Instructions for the task: Copy, from the data below, each line that has the word "content".

Information:
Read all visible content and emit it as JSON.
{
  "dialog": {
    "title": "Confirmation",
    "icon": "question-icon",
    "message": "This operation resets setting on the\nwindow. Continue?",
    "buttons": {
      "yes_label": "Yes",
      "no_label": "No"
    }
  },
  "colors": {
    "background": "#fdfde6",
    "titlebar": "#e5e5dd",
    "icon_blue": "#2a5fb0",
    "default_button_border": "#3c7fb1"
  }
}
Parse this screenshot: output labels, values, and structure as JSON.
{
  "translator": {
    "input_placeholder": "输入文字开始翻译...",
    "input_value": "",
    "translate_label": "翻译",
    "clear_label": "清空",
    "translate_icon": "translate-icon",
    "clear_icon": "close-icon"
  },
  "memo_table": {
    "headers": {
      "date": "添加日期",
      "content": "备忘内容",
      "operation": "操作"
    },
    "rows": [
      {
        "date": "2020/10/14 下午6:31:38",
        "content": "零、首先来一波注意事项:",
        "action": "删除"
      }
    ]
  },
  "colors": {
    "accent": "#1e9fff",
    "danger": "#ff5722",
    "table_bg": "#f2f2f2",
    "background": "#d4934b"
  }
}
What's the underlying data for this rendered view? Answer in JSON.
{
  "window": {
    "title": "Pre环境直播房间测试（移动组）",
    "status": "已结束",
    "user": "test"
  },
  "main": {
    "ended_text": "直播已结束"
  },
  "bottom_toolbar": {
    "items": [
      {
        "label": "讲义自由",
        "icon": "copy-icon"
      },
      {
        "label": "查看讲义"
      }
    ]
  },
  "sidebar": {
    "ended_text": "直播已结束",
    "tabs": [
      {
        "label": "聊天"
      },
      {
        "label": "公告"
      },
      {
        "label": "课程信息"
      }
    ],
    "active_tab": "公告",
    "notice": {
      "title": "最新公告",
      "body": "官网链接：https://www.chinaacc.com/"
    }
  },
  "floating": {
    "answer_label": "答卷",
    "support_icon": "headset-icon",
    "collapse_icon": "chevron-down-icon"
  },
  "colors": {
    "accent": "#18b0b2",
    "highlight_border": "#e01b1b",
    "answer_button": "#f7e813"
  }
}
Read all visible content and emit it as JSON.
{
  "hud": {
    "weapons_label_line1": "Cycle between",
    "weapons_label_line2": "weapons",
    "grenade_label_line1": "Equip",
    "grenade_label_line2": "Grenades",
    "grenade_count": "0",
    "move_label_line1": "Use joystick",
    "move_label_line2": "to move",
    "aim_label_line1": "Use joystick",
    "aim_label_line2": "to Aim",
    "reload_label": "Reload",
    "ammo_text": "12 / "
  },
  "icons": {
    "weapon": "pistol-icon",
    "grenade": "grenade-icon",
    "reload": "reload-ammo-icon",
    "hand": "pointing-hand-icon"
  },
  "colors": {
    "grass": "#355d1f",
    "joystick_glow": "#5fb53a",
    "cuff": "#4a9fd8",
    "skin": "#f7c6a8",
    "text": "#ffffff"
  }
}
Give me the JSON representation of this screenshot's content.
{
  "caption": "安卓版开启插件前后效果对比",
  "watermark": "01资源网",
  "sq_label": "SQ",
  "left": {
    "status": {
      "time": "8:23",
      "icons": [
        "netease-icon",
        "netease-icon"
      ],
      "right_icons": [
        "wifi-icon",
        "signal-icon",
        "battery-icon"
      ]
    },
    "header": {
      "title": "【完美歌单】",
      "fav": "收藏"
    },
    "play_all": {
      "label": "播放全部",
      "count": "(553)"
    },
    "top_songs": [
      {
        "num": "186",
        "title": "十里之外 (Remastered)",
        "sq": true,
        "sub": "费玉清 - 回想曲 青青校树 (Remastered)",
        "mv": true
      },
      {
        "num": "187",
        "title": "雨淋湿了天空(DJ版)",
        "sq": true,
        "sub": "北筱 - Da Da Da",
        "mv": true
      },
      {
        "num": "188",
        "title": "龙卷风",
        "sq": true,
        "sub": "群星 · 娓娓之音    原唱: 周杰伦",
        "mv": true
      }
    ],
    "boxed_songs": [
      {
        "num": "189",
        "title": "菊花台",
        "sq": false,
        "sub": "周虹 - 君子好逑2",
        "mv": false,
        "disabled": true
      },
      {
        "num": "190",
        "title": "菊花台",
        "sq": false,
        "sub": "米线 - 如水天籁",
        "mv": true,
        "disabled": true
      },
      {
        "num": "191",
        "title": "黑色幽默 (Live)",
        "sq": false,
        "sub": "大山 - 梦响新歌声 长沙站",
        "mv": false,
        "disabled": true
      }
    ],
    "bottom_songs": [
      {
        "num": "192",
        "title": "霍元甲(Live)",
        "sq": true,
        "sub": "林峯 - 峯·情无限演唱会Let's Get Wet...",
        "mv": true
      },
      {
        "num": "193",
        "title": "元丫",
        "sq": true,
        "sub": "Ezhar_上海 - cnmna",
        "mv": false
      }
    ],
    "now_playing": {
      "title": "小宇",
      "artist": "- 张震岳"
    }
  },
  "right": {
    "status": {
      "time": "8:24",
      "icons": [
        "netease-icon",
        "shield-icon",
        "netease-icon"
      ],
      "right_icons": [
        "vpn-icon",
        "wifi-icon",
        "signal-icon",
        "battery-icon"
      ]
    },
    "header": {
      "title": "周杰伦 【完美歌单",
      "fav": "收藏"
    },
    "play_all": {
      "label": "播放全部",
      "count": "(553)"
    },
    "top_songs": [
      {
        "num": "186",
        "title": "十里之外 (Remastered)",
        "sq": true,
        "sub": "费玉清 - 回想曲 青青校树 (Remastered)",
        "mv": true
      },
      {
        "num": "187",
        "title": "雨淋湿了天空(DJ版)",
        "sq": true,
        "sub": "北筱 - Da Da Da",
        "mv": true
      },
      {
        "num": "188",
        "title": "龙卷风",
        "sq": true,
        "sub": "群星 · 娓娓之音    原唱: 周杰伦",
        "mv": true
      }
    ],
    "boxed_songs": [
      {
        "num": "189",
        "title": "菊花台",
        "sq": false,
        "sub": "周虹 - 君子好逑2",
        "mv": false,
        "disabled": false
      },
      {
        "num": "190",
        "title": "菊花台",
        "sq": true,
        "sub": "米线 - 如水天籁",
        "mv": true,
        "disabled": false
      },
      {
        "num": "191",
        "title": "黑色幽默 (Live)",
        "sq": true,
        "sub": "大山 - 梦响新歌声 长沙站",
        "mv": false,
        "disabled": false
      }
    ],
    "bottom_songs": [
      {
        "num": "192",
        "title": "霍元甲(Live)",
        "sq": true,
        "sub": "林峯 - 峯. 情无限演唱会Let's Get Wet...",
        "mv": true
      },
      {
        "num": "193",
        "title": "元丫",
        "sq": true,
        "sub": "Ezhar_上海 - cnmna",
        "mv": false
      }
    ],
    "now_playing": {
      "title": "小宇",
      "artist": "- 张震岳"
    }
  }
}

Task output:
Read all visible content and emit it as JSON.
      "content": "备忘内容",
        "content": "零、首先来一波注意事项:",
Read all visible content and emit it as JSON.
Give me the JSON representation of this screenshot's content.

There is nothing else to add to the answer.